◆ **WHAT THIS TASK INVOLVES**:
Which lines of the material contain the word "icon"? Show each one.

◆ **PROVIDED MATERIAL**:
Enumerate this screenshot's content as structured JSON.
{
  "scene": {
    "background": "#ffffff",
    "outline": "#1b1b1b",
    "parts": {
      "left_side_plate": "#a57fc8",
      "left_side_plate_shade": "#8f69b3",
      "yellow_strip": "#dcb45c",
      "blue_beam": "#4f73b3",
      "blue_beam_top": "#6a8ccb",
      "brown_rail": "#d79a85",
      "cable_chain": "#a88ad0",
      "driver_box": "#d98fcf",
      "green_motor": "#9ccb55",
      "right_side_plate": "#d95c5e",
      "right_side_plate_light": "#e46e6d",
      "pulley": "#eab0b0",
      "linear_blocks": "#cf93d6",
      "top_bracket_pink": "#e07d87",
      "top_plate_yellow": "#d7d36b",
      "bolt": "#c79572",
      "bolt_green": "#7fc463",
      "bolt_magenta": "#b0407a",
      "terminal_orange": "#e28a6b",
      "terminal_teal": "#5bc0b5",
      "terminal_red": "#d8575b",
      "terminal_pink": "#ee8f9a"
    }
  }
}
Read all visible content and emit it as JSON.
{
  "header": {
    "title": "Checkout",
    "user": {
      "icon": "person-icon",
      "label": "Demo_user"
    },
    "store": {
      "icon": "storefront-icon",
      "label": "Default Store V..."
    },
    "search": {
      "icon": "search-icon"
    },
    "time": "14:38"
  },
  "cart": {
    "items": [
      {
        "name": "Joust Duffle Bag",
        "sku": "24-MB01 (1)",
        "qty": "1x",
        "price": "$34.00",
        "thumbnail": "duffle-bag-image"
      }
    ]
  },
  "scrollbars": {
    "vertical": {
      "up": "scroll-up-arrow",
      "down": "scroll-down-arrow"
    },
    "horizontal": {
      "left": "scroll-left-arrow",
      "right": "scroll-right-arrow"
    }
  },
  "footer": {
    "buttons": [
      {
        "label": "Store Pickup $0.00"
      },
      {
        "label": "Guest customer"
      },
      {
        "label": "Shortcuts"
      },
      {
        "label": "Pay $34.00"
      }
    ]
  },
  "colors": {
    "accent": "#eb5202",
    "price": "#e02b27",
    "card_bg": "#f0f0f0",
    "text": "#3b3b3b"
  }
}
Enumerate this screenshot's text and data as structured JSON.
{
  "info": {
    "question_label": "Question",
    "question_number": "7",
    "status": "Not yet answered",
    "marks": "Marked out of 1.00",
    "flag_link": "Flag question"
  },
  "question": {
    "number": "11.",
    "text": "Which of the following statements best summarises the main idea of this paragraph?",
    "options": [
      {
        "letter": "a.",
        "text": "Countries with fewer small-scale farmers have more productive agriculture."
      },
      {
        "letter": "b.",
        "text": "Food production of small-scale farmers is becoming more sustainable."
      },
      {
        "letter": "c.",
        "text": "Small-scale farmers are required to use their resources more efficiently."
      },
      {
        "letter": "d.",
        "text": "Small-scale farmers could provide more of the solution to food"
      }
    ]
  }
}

◆ **WRITTEN RESPONSE**:
      "icon": "person-icon",
      "icon": "storefront-icon",
      "icon": "search-icon"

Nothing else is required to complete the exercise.